MANHATTAN (CN) – Natalia Veselnitskaya, the Russian lawyer whose 2016 meeting at Trump Tower has come under scrutiny by the special counsel’s office, was indicted Tuesday in a separate case tied to money laundering.
Manhattan U.S. Attorney Geoffrey Berman announced the obstruction charge this morning, saying that Veselnitskaya fabricated evidence and made “false and deceptive declarations to a federal judge” as part of her role assisting Denis Katsyv, the son of a Russian government official, in the case against his Cyprus-based company Prevezon Holdings.
The United States accused Prevezon in that case of stashing $230 million laundered from a tax-fraud scheme orchestrated by the Russian mafia. Though the case mysteriously settled on the eve of trial in 2017, Veselnitskaya initially vied for dismissal by coordinating with Russia on a mutual legal assistance treaty.
Berman said Tuesday that Veselnitskaya used the MLAT process to cook evidence that would clear her client.

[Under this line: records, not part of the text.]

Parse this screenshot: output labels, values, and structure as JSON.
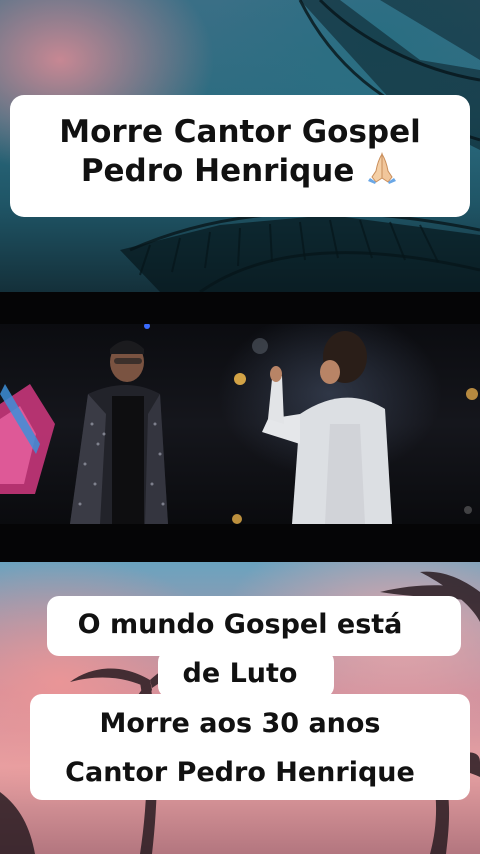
{
  "top_caption": {
    "line1": "Morre Cantor Gospel",
    "line2": "Pedro Henrique",
    "emoji": "folded-hands-icon"
  },
  "bottom_caption": {
    "line1": "O mundo Gospel está",
    "line2": "de Luto",
    "line3": "Morre aos 30 anos",
    "line4": "Cantor Pedro Henrique"
  },
  "colors": {
    "caption_bg": "#ffffff",
    "caption_text": "#111111",
    "video_bg": "#050506"
  }
}
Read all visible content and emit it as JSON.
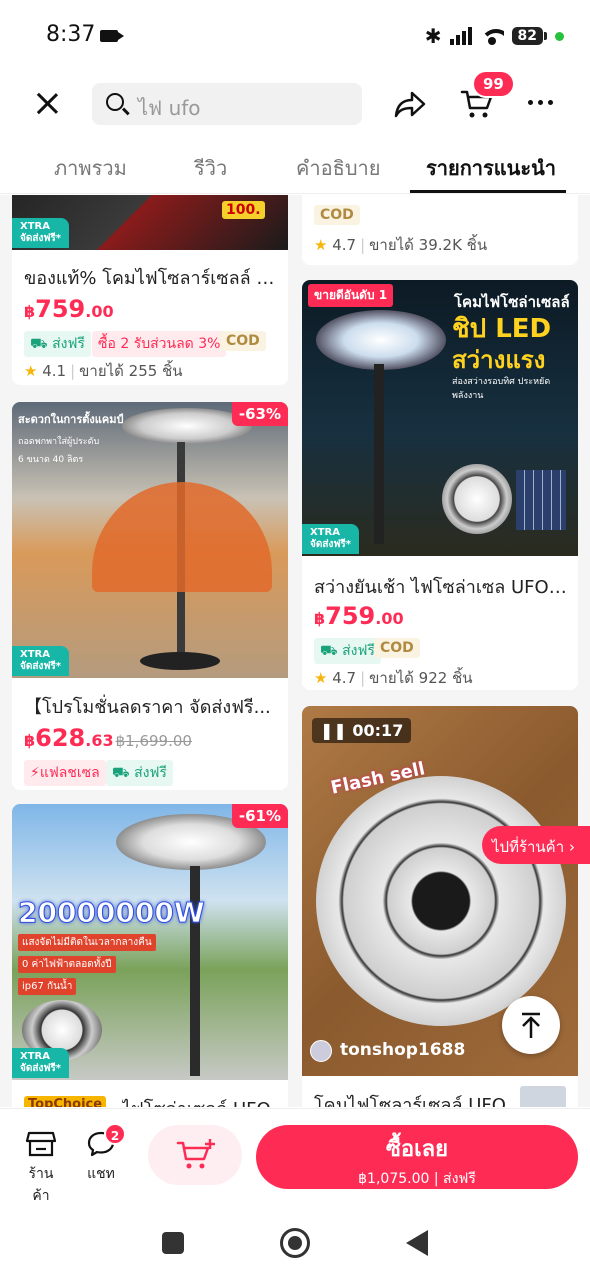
{
  "status_bar": {
    "time": "8:37",
    "battery": "82"
  },
  "header": {
    "search_value": "ไฟ ufo",
    "cart_count": "99"
  },
  "tabs": [
    {
      "label": "ภาพรวม"
    },
    {
      "label": "รีวิว"
    },
    {
      "label": "คำอธิบาย"
    },
    {
      "label": "รายการแนะนำ"
    }
  ],
  "products": [
    {
      "title": "ของแท้% โคมไฟโซลาร์เซลล์ UF...",
      "price_int": "759",
      "price_dec": ".00",
      "chips": [
        "ส่งฟรี",
        "ซื้อ 2 รับส่วนลด 3%",
        "COD"
      ],
      "rating": "4.1",
      "sold": "ขายได้ 255 ชิ้น",
      "banner_price": "100.",
      "xtra_line1": "XTRA",
      "xtra_line2": "จัดส่งฟรี*"
    },
    {
      "cod": "COD",
      "rating": "4.7",
      "sold": "ขายได้ 39.2K ชิ้น"
    },
    {
      "title": "สว่างยันเช้า ไฟโซล่าเซล UFO S...",
      "price_int": "759",
      "price_dec": ".00",
      "chips": [
        "ส่งฟรี",
        "COD"
      ],
      "rating": "4.7",
      "sold": "ขายได้ 922 ชิ้น",
      "img_badge": "ขายดีอันดับ 1",
      "img_line1": "โคมไฟโซล่าเซลล์",
      "img_line2": "ชิป LED",
      "img_line3": "สว่างแรง",
      "img_line4": "ส่องสว่างรอบทิศ ประหยัดพลังงาน",
      "xtra_line1": "XTRA",
      "xtra_line2": "จัดส่งฟรี*"
    },
    {
      "title": "【โปรโมชั่นลดราคา จัดส่งฟรี...",
      "price_int": "628",
      "price_dec": ".63",
      "old_price": "฿1,699.00",
      "discount": "-63%",
      "chips": [
        "แฟลชเซล",
        "ส่งฟรี"
      ],
      "img_line1": "สะดวกในการตั้งแคมป์",
      "img_line2": "ถอดพกพาใส่ผู้ประดับ",
      "img_line3": "6 ขนาด 40 ลิตร",
      "xtra_line1": "XTRA",
      "xtra_line2": "จัดส่งฟรี*"
    },
    {
      "video_time": "00:17",
      "img_text": "Flash sell",
      "shop": "tonshop1688",
      "title": "โคมไฟโซลาร์เซลล์ UFO"
    },
    {
      "discount": "-61%",
      "img_watt": "20000000W",
      "img_line1": "แสงจัดไม่มีติดในเวลากลางคืน",
      "img_line2": "0 ค่าไฟฟ้าตลอดทั้งปี",
      "img_line3": "ip67 กันน้ำ",
      "brand": "TopChoice",
      "title_partial": "ไฟโซล่าเซลล์ UFO",
      "xtra_line1": "XTRA",
      "xtra_line2": "จัดส่งฟรี*"
    }
  ],
  "floating": {
    "goto_shop": "ไปที่ร้านค้า"
  },
  "bottom_bar": {
    "shop_label": "ร้านค้า",
    "chat_label": "แชท",
    "chat_badge": "2",
    "buy_label": "ซื้อเลย",
    "buy_price": "฿1,075.00",
    "buy_free": "ส่งฟรี"
  },
  "colors": {
    "accent": "#fe2c55",
    "teal": "#17b6a7",
    "free_ship": "#1aa37a",
    "cod": "#b08a40"
  }
}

“Fabricating evidence – submitting false and deceptive declarations to a federal judge – in an attempt to affect the outcome of pending litigation not only undermines the integrity of the judicial process, but it threatens the ability of our courts and our government to ensure that justice is done,” Berman said in a statement.
Veselnitskaya submitted a declaration asserting that the investigative findings of the Russian government had been independently drafted.
“In truth and in fact, and as Veselnitskaya well knew but concealed from the court,” the 18-page indictment states, “Veselnitskaya, a member of the defense team in the Prevezon action, had participated in drafting those supposed independent investigative findings in secret cooperation with a senior Russian prosecutor.”
Prosecutors say the “supposed findings purported to exonerate all Russian government personnel of the Russian Treasury fraud,” as well as an unnamed “Real Estate Company-1,” described in the indictment as a defendant and claimant in the Prevezon case.
This appears to refer to Prevezon, and the indictment mentions emails that Veselnitskaya sent between 2014 and 2017.
“In one of these emails, Veselnitskaya also copied the father of the owner of Real Estate Company-1,” the indictment states, apparently referring to Pyotr Katsyv, her client’s father and the former transportation minister in Moscow.
The Prevezon case is most commonly associated with the death of Russian lawyer Sergei Magnitsky, a whistleblower who was killed in a Moscow prison shortly after exposing the scheme. Magnitsky’s death sparked global sanctions and outcry against human rights abuses in Russia.
Prosecutors claim that Veseltnitskaya fabricated evidence to blame the fraud on “Investment Company-1,” an apparent reference to Hermitage Capital Management, which hired Magnitsky to investigate the sprawling tax fraud.
Stung by global criticism, the Russian government hatched a conspiracy theory blaming the fraud on Hermitage and its founder, Bill Browder. Veseltnitskaya promoted a film titled “The Magnitsky Act: Behind the Scenes,” absolving the Russian government of responsibility for the money-laundering scheme and vilifying Browder.
Browder tweeted in response to Veseltnitskaya’s indictment today: “This is the definition of Karma.”
“Natalia Veselnitskaya indicted by the US Department of Justice for obstruction of justice as she lied in the money laundering case connected to the Magnitsky murder,” he added.
The forfeiture charges against Prevezon were brought by Berman’s predecessor, then-U.S. Attorney Preet Bharara, whom Russian President Vladimir Putin then banned from visiting his country.
Putin also retaliated against U.S. sanctions by blocking adoptions from Russia.
Veselnitskaya, 43, remains at large. Her indictment in New York is unrelated to the ongoing probe by Special Counsel Robert Mueller of Russian meddling in the 2016 U.S. election.
President Donald Trump’s son Donald Trump Jr., son-in-law Jared Kushner and campaign chair Paul Manafort have faced scrutiny as part of this probe for meeting with Veselnitskaya at Trump Tower in June 2016.
Trump Jr. later claimed they “mostly talked about adoptions.”
Two years before attaining a majority, House Democrats questioned the relatively paltry $5.9 million settlement that averted a trial in the Prevezon case.
“Why was a Russian money-laundering case involving more than $230 million dismissed without explanation?” Rep. John Conyers asked in July 2017. “Why was a central figure in that case chosen to approach the Trump campaign about assistance from the Russian government?”
A Michigan Democrat, Conyers noted at the time that Bharara was fired shortly before the deal was struck.
Prevezon fought payment of the settlement until U.S. District Judge William Pauley III enforced it early last year.